August 31, 2011

It made a difference to that one...

Once upon a time, there was a wise man who used to go to the ocean to do his writing. He had a habit of walking on the beach before he began his work.

One day, as he was walking along the shore, he looked down the beach and saw a human figure moving like a dancer. He smiled to himself at the thought of someone who would dance to the day, and so, he walked faster to catch up.

As he got closer, he noticed that the figure was that of a young man, and that what he was doing was not dancing at all. The young man was reaching down to the shore, picking up small objects, and throwing them into the ocean.

He came closer still and called out "Good morning! May I ask what it is that you are doing?"

The young man paused, looked up, and replied "Throwing starfish into the ocean."

"I must ask, then, why are you throwing starfish into the ocean?" asked the somewhat startled wise man.

To this, the young man replied, "The sun is up and the tide is going out. If I don't throw them in, they'll die."

Upon hearing this, the wise man commented, "But, young man, do you not realize that there are miles and miles of beach and there are starfish all along every mile? You can't possibly make a difference!"

At this, the young man bent down, picked up yet another starfish, and threw it into the ocean. As it met the water, he said, "It made a difference for that one."

Sometimes in my work I feel as though the issue at hand is too big for one person, or one organization, to make any difference. That we can't do enough to affect literacy rates because we don't have the support we need from the system. Or in regards to health literacy, that poor communication and lack of empathy for the low health literate patient is commonplace, and that no matter what we do, the change will be minimal at best.

This story, written by anthropologist, Loren Eiseley, reminds me that everything we do as individuals really does make a difference, albeit minor. But when all of our individual efforts are combined, these minor differences become much greater, lasting changes.

It's worth it, y'all! Keep doin what you're doin!

August 18, 2011

Discussion Series: Social Innovations for Adult Literacy

Did you know that 1/3 of American adults own a smart phone and that African Americans and Latinos are more likely to use their phones for non-voice applications (games, videos, etc.) than whites? In today's rapidly changing world, we must expand our definition of literacy to include the influx of new media available at our fingertips. With new technologies emerging on what seem like a daily basis, how can programs change the way they're addressing communities' literacy needs to capture the skills necessary to stay competitive across the lifespan?

The National Coalition for Literacy is currently hosting a discussion series that addresses these issues of digital literacy head-on, starting with the most basic question: What is digital literacy and how can we best define it? There's a whole slew of guest bloggers and lively discussions taking place. Check it out!

Social Innovations in Adult Education

August 10, 2011

We’re not crazy, we’re just a non-profit.

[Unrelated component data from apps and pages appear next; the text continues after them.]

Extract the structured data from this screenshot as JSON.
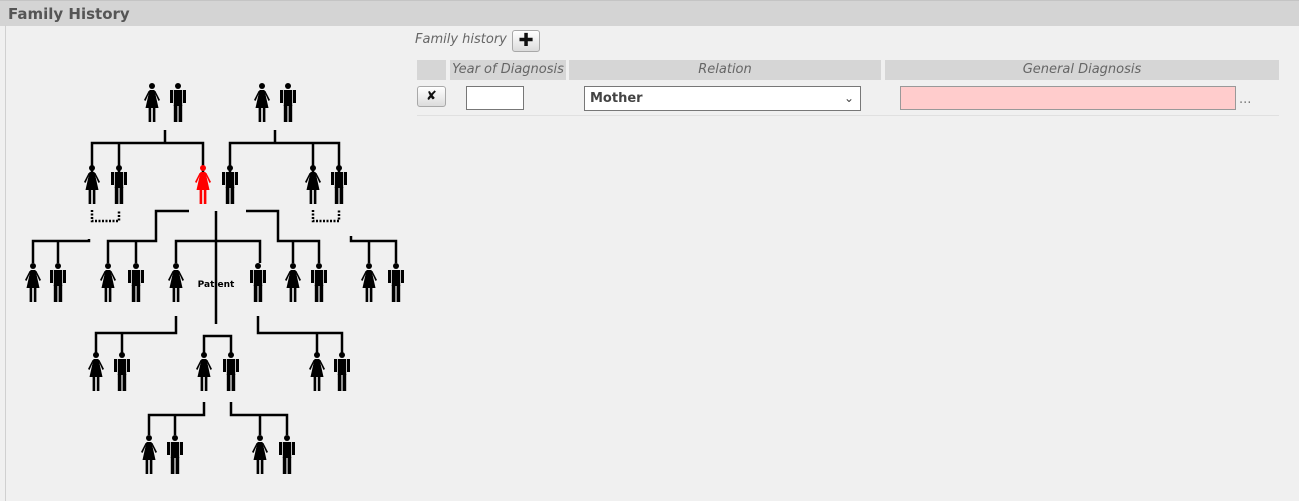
{
  "section": {
    "title": "Family History"
  },
  "pedigree": {
    "patient_label": "Patient",
    "highlight_color": "#ff0000",
    "figure_color": "#000000"
  },
  "family_history": {
    "label": "Family history",
    "add_button_icon": "plus-icon",
    "columns": [
      "",
      "Year of Diagnosis",
      "Relation",
      "General Diagnosis"
    ],
    "rows": [
      {
        "delete_icon": "x-icon",
        "year": "",
        "relation": "Mother",
        "general_diagnosis": "",
        "more": "...",
        "diagnosis_color": "#ffcccc"
      }
    ]
  }
}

I won’t lie, it’s not uncommon for us to get told that we should scale down our plans, or that we may be getting in over our heads. LCCT has been dealing with that feedback for years, and dealing with it very successfully.

Today, we met with another small organization doing very big things for the Austin community. The meeting reminded me of how small organizations can have such a large impact, and it never ceases to amaze me how these groups are making the most of their resources. The literacy programs in our network also do this every day, and it’s their support and dedication that in turn makes our influence on the community possible.

It’s difficult for some organizations and companies to understand the dynamics of the small nonprofit world. It’s understandable that we find ourselves up against doubts about our capacity, and our ability to reach a large audience from those outside of the non-profit world. In a non-profit, you have to be creative and open enough to transform limited resources into valuable services. Unfortunately, good intentions don’t always make successful organizations, and several end up closing their doors soon after they’re opened.

I’m proud to be part of a successful, 9-person organization that does the work of a mid-sized company. From my time at the Literacy Coalition, I’ve learned that the mutual respect and dedication built among a small group of hard working individuals can make for a surprisingly efficient non-profit machine. At LCCT, we’re open to changes that will allow us to make a greater impact on the community. We’re supportive of each other. We base our decisions on the people we serve. We believe in a solid work-life balance. We’ve built the trust of local non-profits and for-profits alike, and as a result have a network that helps us reach a variety of audiences. These are the things that have allowed LCCT to grow its services exponentially over the last three years, and we have no reason to slow down.

Less can most definitely be more. If you don’t believe me, take another look our previous blog posts, our Facebook page, and our website. Now that you know a little more about our inner workings, you’ll see all of those projects we’re working on in a whole new light.

Now I want to hear from other organizations in our shoes. What obstacles have you overcome as a small organization playing with the big shots? What are you proud of? What advice do you have for other small organizations?